If you regularly travel between Eugene or Salem and the Cascades, chances are you've sped past this nondescript sno-park on your way across Santiam Pass without stopping to check it out. The next time you're headed over the pass, throw some snowshoes in your car and stop here for a quick viewpoint jaunt. A couple of well-marked trails lead out from the Potato Hill Sno-Park. Take the Hash Brown Loop for a pleasant, well-marked 3-mile walk through the woods.
If it's views you're after, then venture off on Jack Pine Road. This route goes straight to a dead end at a lovely viewpoint of Three Fingered Jack. Or keep walking beyond the viewpoint up the ridge to the summit of Potato Hill. There you'll see everything from Mount Jefferson to Black Butte and the Three Sisters.
Potato Hill lies at the southern end of the B&B Complex fires that burned over 90,000 acres of forest in 2003. As you climb up toward the summit ridge beyond the end of Jack Pine Road you'll enter an eerie post-burn landscape. In winter, the blackened tree skeletons contrast beautifully with the sparkling white snow. Take your time to weave your own path through the sparse trees and identify all the volcanoes in the distance.
For a fun adventure, snowshoe the ridge to the summit of Potato Hill, then backtrack to the western edge of the ridge. Hike south down the hill to intersect the Hash Brown Loop Trail. Finish the loop and return to the sno-park.

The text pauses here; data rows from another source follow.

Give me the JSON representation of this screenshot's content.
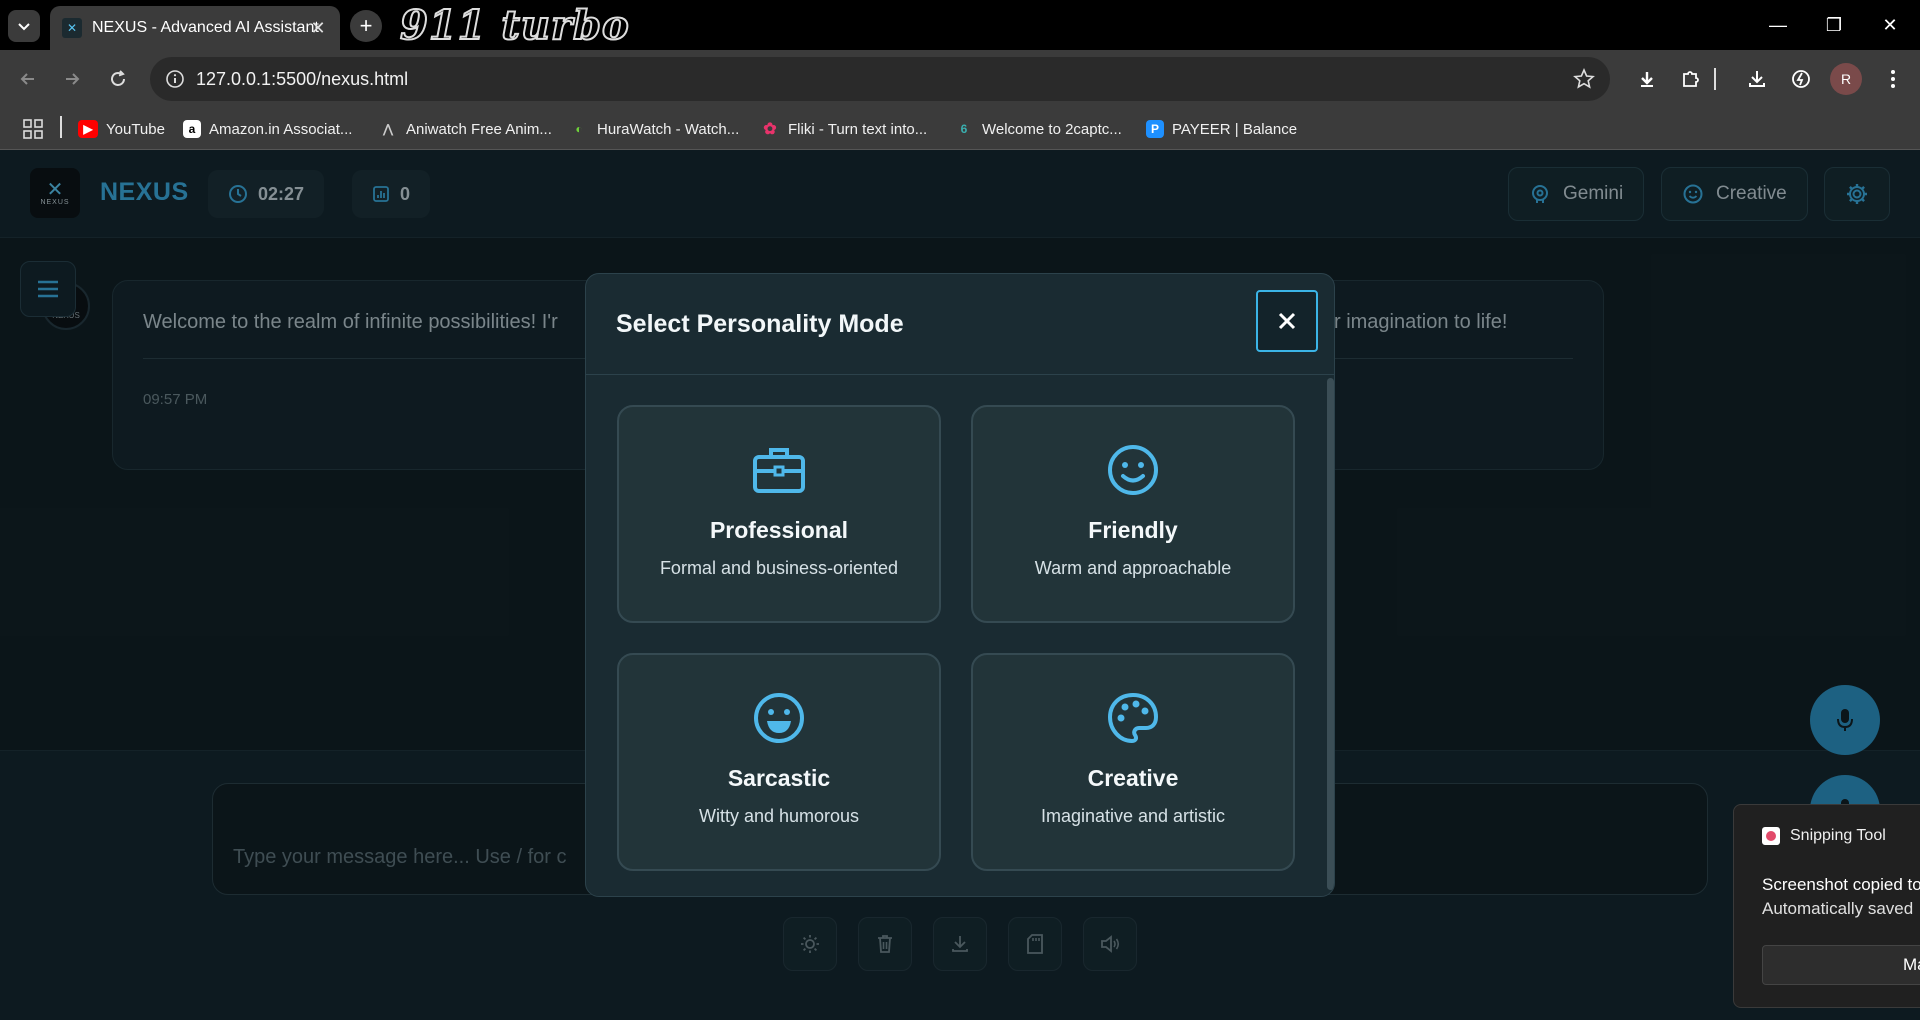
{
  "browser": {
    "tab_title": "NEXUS - Advanced AI Assistant",
    "brand_text": "911 turbo",
    "url": "127.0.0.1:5500/nexus.html",
    "profile_initial": "R",
    "bookmarks": [
      {
        "label": "YouTube",
        "icon": "youtube-icon",
        "color": "#ff0000"
      },
      {
        "label": "Amazon.in Associat...",
        "icon": "amazon-icon",
        "color": "#ffffff"
      },
      {
        "label": "Aniwatch Free Anim...",
        "icon": "aniwatch-icon",
        "color": "#cccccc"
      },
      {
        "label": "HuraWatch - Watch...",
        "icon": "hurawatch-icon",
        "color": "#6fd33a"
      },
      {
        "label": "Fliki - Turn text into...",
        "icon": "fliki-icon",
        "color": "#e8336b"
      },
      {
        "label": "Welcome to 2captc...",
        "icon": "2captcha-icon",
        "color": "#3ab0b0"
      },
      {
        "label": "PAYEER | Balance",
        "icon": "payeer-icon",
        "color": "#1e90ff"
      }
    ]
  },
  "app": {
    "logo_sub": "NEXUS",
    "name": "NEXUS",
    "timer": "02:27",
    "message_count": "0",
    "model_label": "Gemini",
    "mode_label": "Creative",
    "accent": "#3aa9de"
  },
  "chat": {
    "avatar_label": "NEXUS",
    "message_left": "Welcome to the realm of infinite possibilities! I'r",
    "message_right": "your imagination to life!",
    "message_time": "09:57 PM",
    "input_placeholder": "Type your message here... Use / for c"
  },
  "modal": {
    "title": "Select Personality Mode",
    "modes": [
      {
        "name": "Professional",
        "desc": "Formal and business-oriented",
        "icon": "briefcase-icon"
      },
      {
        "name": "Friendly",
        "desc": "Warm and approachable",
        "icon": "smile-icon"
      },
      {
        "name": "Sarcastic",
        "desc": "Witty and humorous",
        "icon": "grin-icon"
      },
      {
        "name": "Creative",
        "desc": "Imaginative and artistic",
        "icon": "palette-icon"
      }
    ]
  },
  "toast": {
    "app": "Snipping Tool",
    "line1": "Screenshot copied to",
    "line2": "Automatically saved",
    "button": "Ma"
  }
}
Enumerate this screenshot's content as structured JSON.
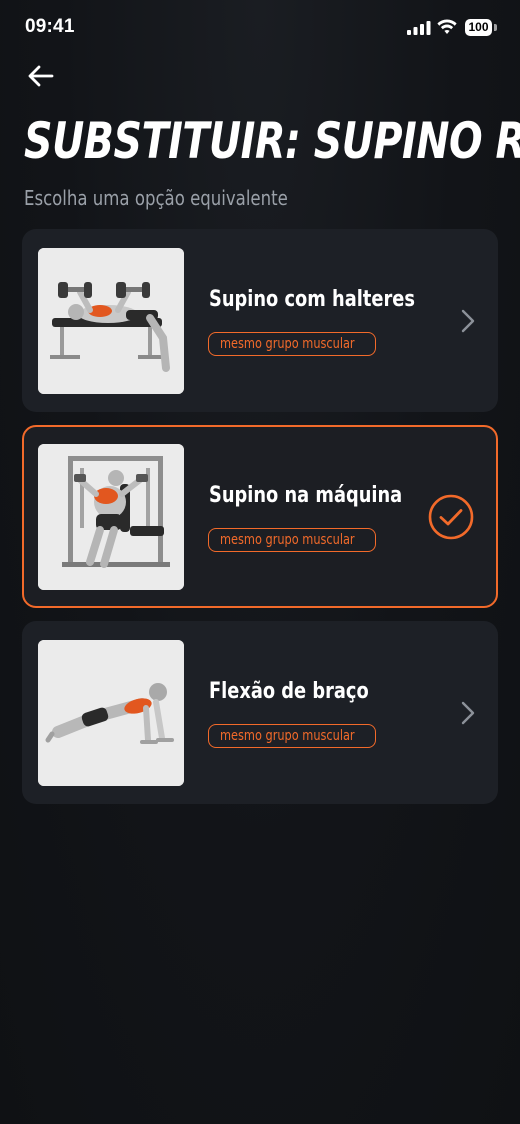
{
  "status_bar": {
    "time": "09:41",
    "battery": "100"
  },
  "header": {
    "title": "SUBSTITUIR: SUPINO RETO",
    "subtitle": "Escolha uma opção equivalente"
  },
  "options": [
    {
      "name": "Supino com halteres",
      "badge": "mesmo grupo muscular",
      "image": "dumbbell-bench-press-illustration",
      "selected": false
    },
    {
      "name": "Supino na máquina",
      "badge": "mesmo grupo muscular",
      "image": "machine-chest-press-illustration",
      "selected": true
    },
    {
      "name": "Flexão de braço",
      "badge": "mesmo grupo muscular",
      "image": "push-up-illustration",
      "selected": false
    }
  ],
  "icons": {
    "back": "arrow-left-icon",
    "chevron": "chevron-right-icon",
    "check": "check-circle-icon"
  },
  "colors": {
    "accent": "#f26a2a",
    "background": "#121418",
    "card": "#1d2026",
    "subtitle": "#9aa0a8"
  }
}
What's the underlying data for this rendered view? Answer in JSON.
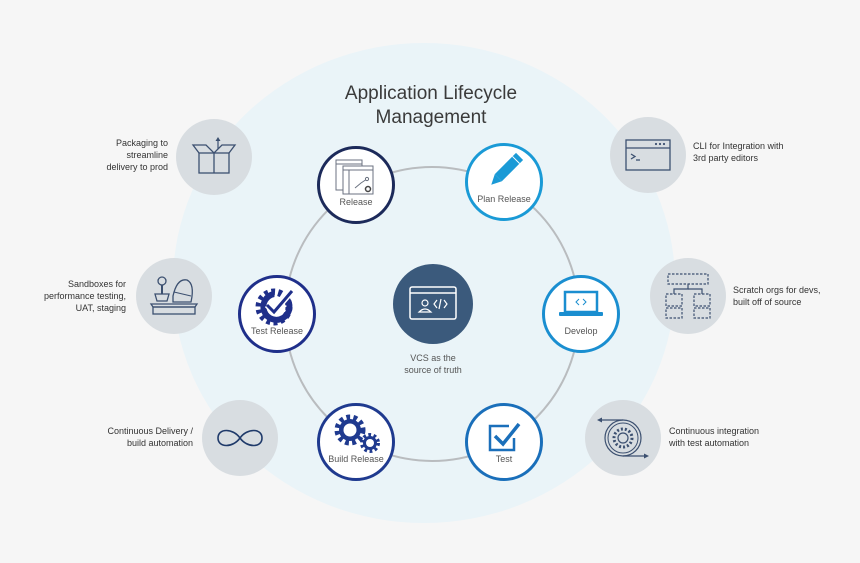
{
  "title": {
    "line1": "Application Lifecycle",
    "line2": "Management"
  },
  "colors": {
    "background": "#f6f6f6",
    "circle_bg": "#eaf4f8",
    "dark_navy": "#1c2a5a",
    "navy": "#1f3a8f",
    "light_blue": "#1a9ad6",
    "mid_blue": "#1a6fba",
    "center_fill": "#3b5a7c",
    "side_fill": "#d8dde1",
    "icon_gray": "#3c5070"
  },
  "center": {
    "icon": "code-window-icon",
    "line1": "VCS as the",
    "line2": "source of truth"
  },
  "cycle": [
    {
      "label": "Release",
      "icon": "release-dashboard-icon"
    },
    {
      "label": "Plan Release",
      "icon": "pencil-icon"
    },
    {
      "label": "Develop",
      "icon": "laptop-code-icon"
    },
    {
      "label": "Test",
      "icon": "checkbox-icon"
    },
    {
      "label": "Build Release",
      "icon": "gears-icon"
    },
    {
      "label": "Test Release",
      "icon": "gear-check-icon"
    }
  ],
  "left_features": [
    {
      "icon": "package-box-icon",
      "lines": [
        "Packaging to",
        "streamline",
        "delivery to prod"
      ]
    },
    {
      "icon": "sandbox-icon",
      "lines": [
        "Sandboxes for",
        "performance testing,",
        "UAT, staging"
      ]
    },
    {
      "icon": "infinity-icon",
      "lines": [
        "Continuous Delivery /",
        "build automation"
      ]
    }
  ],
  "right_features": [
    {
      "icon": "terminal-window-icon",
      "lines": [
        "CLI for Integration with",
        "3rd party editors"
      ]
    },
    {
      "icon": "org-chart-dashed-icon",
      "lines": [
        "Scratch orgs for devs,",
        "built off of source"
      ]
    },
    {
      "icon": "gear-cycle-icon",
      "lines": [
        "Continuous integration",
        "with test automation"
      ]
    }
  ]
}
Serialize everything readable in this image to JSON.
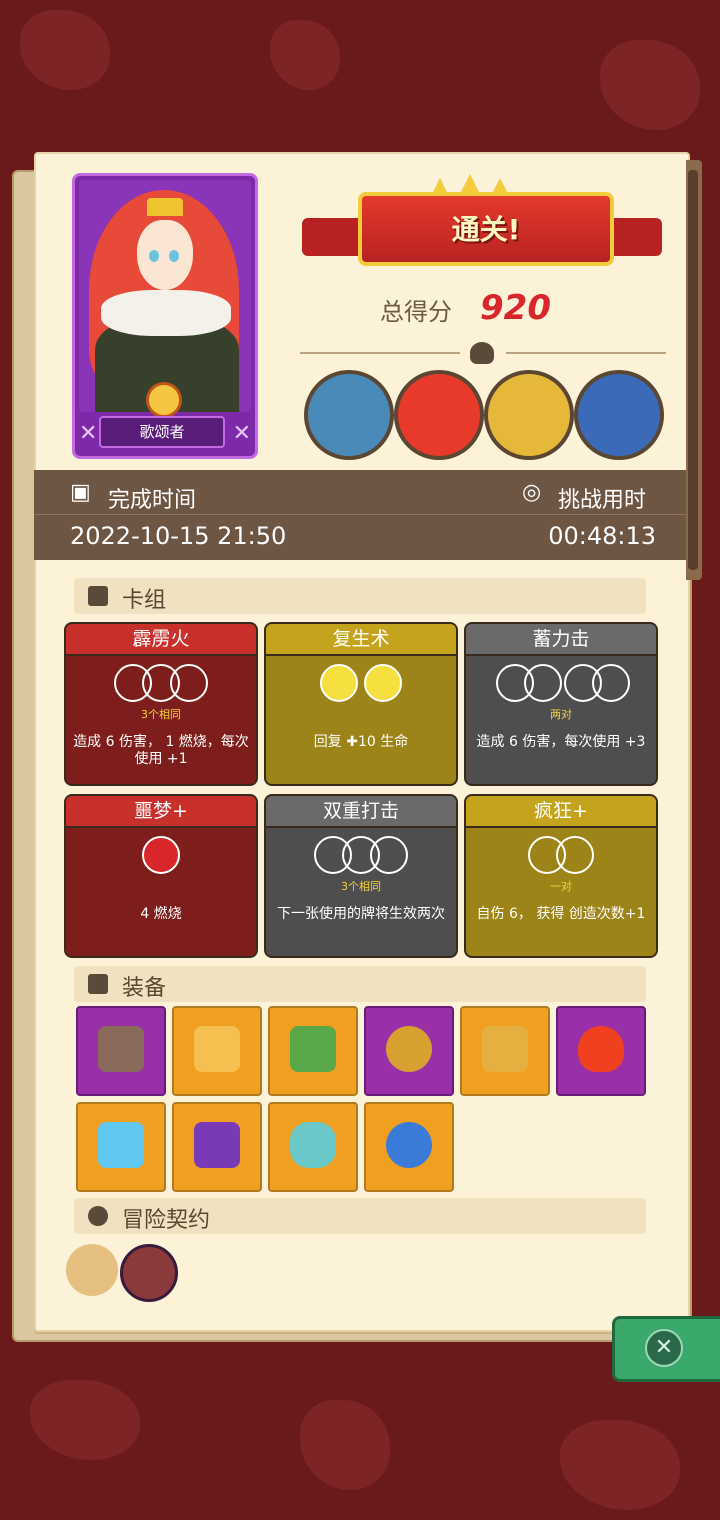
{
  "hero": {
    "name": "歌颂者"
  },
  "banner": {
    "title": "通关!"
  },
  "score": {
    "label": "总得分",
    "value": "920"
  },
  "time": {
    "finish_label": "完成时间",
    "finish_value": "2022-10-15 21:50",
    "duration_label": "挑战用时",
    "duration_value": "00:48:13"
  },
  "sections": {
    "deck": "卡组",
    "equipment": "装备",
    "contract": "冒险契约"
  },
  "cards": [
    {
      "title": "霹雳火",
      "sub": "3个相同",
      "desc": "造成 6 伤害， 1 燃烧，每次使用 +1"
    },
    {
      "title": "复生术",
      "sub": "",
      "desc": "回复 ✚10 生命"
    },
    {
      "title": "蓄力击",
      "sub": "两对",
      "desc": "造成 6 伤害，每次使用 +3"
    },
    {
      "title": "噩梦+",
      "sub": "",
      "desc": "4 燃烧"
    },
    {
      "title": "双重打击",
      "sub": "3个相同",
      "desc": "下一张使用的牌将生效两次"
    },
    {
      "title": "疯狂+",
      "sub": "一对",
      "desc": "自伤 6， 获得 创造次数+1"
    }
  ],
  "colors": {
    "accent_red": "#d8262a",
    "panel": "#fbf2d8",
    "close_green": "#3aa86a"
  }
}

Winter backcountry adventures can be dangerous outdoor activities that pose significant risks as conditions affecting safety (i.e. weather, snowpack stability, avalanche hazard) are constantly changing. Prior to engaging in these activities each individual should get the proper training to make safe decisions and be equipped to use avalanche safety resources and tools. Please visit our Backcountry Skiing and Avalanche Safety post to learn more.